The editor can use source-side adjustments to change a clip before editing it into the timeline. These might include adjusting RAW controls, adding a LUT, remapping audio tracks or changing the playback frame rate before editing a clip into the timeline.
Editors can now import and export individual timelines or bins as small files, small enough to email, which gives teams more ways to collaborate.
New support for native processing of interlaced timelines will help to result in higher quality compositing and titling for interlaced deliverables. DaVinci Neural Engine de-interlacing analyses motion between fields to reconstruct progressive frames, with real-time 3:2 pulldown removal.
Compositing – Fusion Page
Compositions that artists create on the Fusion page can now be saved as templates and used on the Edit and Cut pages.

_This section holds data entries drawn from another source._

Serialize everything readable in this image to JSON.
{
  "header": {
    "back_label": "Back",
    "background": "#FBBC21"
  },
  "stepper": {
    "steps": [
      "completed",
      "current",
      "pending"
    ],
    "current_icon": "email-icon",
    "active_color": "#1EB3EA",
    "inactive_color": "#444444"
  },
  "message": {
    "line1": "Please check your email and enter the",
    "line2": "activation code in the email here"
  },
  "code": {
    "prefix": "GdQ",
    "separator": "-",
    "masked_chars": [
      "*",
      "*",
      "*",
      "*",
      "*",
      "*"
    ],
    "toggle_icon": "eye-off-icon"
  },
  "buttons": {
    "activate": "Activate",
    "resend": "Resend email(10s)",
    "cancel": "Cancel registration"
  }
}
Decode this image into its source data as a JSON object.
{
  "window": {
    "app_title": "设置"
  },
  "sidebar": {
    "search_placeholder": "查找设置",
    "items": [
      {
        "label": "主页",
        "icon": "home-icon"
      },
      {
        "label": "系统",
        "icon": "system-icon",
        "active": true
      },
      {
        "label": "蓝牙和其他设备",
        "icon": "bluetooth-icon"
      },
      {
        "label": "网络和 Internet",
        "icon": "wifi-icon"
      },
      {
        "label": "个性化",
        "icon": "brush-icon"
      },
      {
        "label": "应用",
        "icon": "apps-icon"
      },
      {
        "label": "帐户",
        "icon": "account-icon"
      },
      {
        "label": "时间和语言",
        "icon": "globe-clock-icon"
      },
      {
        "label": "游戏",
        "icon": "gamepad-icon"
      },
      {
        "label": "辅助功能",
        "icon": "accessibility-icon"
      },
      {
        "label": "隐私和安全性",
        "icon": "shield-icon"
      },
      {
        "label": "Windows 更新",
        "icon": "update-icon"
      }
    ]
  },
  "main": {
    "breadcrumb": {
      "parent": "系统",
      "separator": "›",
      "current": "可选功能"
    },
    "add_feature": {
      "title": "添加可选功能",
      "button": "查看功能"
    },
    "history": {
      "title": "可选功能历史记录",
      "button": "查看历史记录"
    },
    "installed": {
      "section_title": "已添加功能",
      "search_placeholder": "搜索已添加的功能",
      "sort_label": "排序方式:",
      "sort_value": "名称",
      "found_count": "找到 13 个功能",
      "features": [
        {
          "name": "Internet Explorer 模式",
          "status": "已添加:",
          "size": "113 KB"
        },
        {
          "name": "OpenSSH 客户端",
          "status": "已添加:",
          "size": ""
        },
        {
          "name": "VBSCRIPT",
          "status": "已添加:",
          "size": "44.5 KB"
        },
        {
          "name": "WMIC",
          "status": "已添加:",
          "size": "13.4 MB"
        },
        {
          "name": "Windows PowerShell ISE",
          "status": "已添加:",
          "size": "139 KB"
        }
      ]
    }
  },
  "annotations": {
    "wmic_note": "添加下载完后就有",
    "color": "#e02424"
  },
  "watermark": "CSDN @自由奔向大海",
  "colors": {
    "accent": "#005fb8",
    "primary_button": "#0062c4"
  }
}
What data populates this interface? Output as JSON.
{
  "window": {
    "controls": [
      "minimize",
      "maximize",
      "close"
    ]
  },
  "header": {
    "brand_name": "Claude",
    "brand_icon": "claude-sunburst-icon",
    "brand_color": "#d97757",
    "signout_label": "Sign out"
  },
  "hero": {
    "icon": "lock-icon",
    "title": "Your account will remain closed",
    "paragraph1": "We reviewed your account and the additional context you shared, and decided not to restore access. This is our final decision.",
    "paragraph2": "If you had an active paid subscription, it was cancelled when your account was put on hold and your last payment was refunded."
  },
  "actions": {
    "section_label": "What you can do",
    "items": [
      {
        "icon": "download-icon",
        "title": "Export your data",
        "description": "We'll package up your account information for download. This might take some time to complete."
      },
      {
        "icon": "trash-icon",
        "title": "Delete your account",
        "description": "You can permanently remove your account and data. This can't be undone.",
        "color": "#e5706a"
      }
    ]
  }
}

Should the duration of an animation need to be changed in an edit, new animation curve modifiers can be used to automatically retime it. Audio playback with waveform display helps create precisely timed animations, sharing markers with the edit page. A number of GPU accelerated Resolve FX have been added to the Fusion page, including noise reduction and sharpening tools from the colour page.
New node view bookmarks make it easy to navigate large comps, the toolbar can be customised with their favourite tools, and vertical layouts are supported in the node editor.
Using new node tree bookmarks, editors can navigate quickly to any part of the node tree in a large composition, and vertical node tree layouts give more room to view the spline and keyframe editors when creating animations. Toolbars may be customised and switched, based on the current task.
Teams and Developers
Users now have greater format support on the media page, new delivery options and better metadata support with consistent timeline navigation across all of the pages. Editors can optimise their media across all projects on a system, and share smart bins. More GPU- and CPU-accelerated Resolve FX, smart filters and image scaling algorithms are available as well.
The multi-user collaboration tools available in DaVinci Resolve Studio, are now included in the free version of the software as well. Teams can keep multiple users working on the same project simultaneously, for free, in effect building their own post production studio. Support for growing files in the media pool allows editors to start editing while files are still being recorded – decoding support is included for QuickTime PNG, uncompressed RGB 8-bit and YUV 10-bit AVI, and Panasonic 8K Super Hi-Vision clips.
DaVinci Resolve 17 supports frame-based metadata from Blackmagic RAW, ARRI, RED and Sony camera files, plus decoding and rendering per-frame of EXR metadata. As well as the existing Python and LUA scripting, version 17 adds a new workflow integration API and an encoding API that third party developers may use to create integrated asset and workflow management for DaVinci Resolve, as well as encoder plug-ins for custom output options. www.blackmagicdesign.com